ALBUQUERQUE -- Landscaping can be part of a fire prevention strategy for homeowners who live in New Mexico's forests or rangelands, said a New Mexico State University horticulturist.


"We need to be sure that we use plants that are low-water using yet fire resistant, something that will slow a fire moving toward a house," said Curtis Smith with NMSU's Cooperative Extension Service.

Well-irrigated lawns, gardens, flower borders and fruit trees around the home can lower fire risk, he said.

"Turf near the house can offer some protection, as long as it's kept watered and no weeds are allowed to grow up that could ignite and spread a fire," he said.

Having a constructed wetland for wastewater also can serve as a fire barrier.

If an irrigation system or constructed wetland isn't possible, Smith suggests planting native or low-water using trees vines, shrubs and flowers.

"Some of these plants are ones we talk about during xeriscaping programs," Smith said. "They do well with minimal irrigation and won't help a fire spread."

Smith suggested the following plants for landscaping near homes in forested areas:

Shrubs - New Mexico olive, threeleaf sumac, littleleaf sumac, silver buffaloberry, shrubby cinquefoil, mock orange, chokecherry, mountain mahogany, fendlerbush, native roses, black sage.

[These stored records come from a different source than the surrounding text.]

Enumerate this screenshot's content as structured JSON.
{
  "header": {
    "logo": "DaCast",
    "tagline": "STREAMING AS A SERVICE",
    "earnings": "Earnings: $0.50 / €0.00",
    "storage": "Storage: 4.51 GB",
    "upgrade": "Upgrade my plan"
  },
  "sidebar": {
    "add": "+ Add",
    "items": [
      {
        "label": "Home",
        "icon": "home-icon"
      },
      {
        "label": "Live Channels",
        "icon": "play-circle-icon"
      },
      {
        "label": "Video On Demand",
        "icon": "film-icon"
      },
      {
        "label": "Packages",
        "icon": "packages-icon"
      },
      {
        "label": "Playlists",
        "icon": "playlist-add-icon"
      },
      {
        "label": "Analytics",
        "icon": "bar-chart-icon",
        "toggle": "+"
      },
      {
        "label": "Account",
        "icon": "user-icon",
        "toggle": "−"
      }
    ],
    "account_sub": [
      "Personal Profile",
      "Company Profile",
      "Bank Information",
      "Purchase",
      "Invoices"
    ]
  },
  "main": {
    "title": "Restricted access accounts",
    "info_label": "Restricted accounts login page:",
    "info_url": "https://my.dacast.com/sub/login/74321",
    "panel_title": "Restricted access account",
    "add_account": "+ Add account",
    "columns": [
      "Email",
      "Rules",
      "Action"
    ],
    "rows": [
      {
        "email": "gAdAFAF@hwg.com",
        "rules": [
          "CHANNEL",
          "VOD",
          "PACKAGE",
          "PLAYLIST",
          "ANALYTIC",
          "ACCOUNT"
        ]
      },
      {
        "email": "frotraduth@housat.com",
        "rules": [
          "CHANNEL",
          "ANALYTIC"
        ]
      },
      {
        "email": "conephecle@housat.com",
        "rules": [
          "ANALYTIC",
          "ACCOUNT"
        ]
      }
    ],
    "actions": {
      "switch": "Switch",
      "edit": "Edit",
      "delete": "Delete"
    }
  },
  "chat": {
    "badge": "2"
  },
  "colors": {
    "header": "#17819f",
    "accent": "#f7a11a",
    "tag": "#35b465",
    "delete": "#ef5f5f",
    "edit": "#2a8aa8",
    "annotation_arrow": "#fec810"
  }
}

Vines - grapes, western woodbine, Boston ivy; trees - bigtooth maple, narrowleaf cottonwood, hackberry, Russian olive, box elder.

Flowers - winterfat, Rocky Mountain iris, iceplant, Rocky Mountain zinnia, Rocky Mountain penstemon, four o'clocks.

Landscaping should be part of an overall fire prevention strategy that includes use of fire-retardant building material and a clearing around the home, Smith said.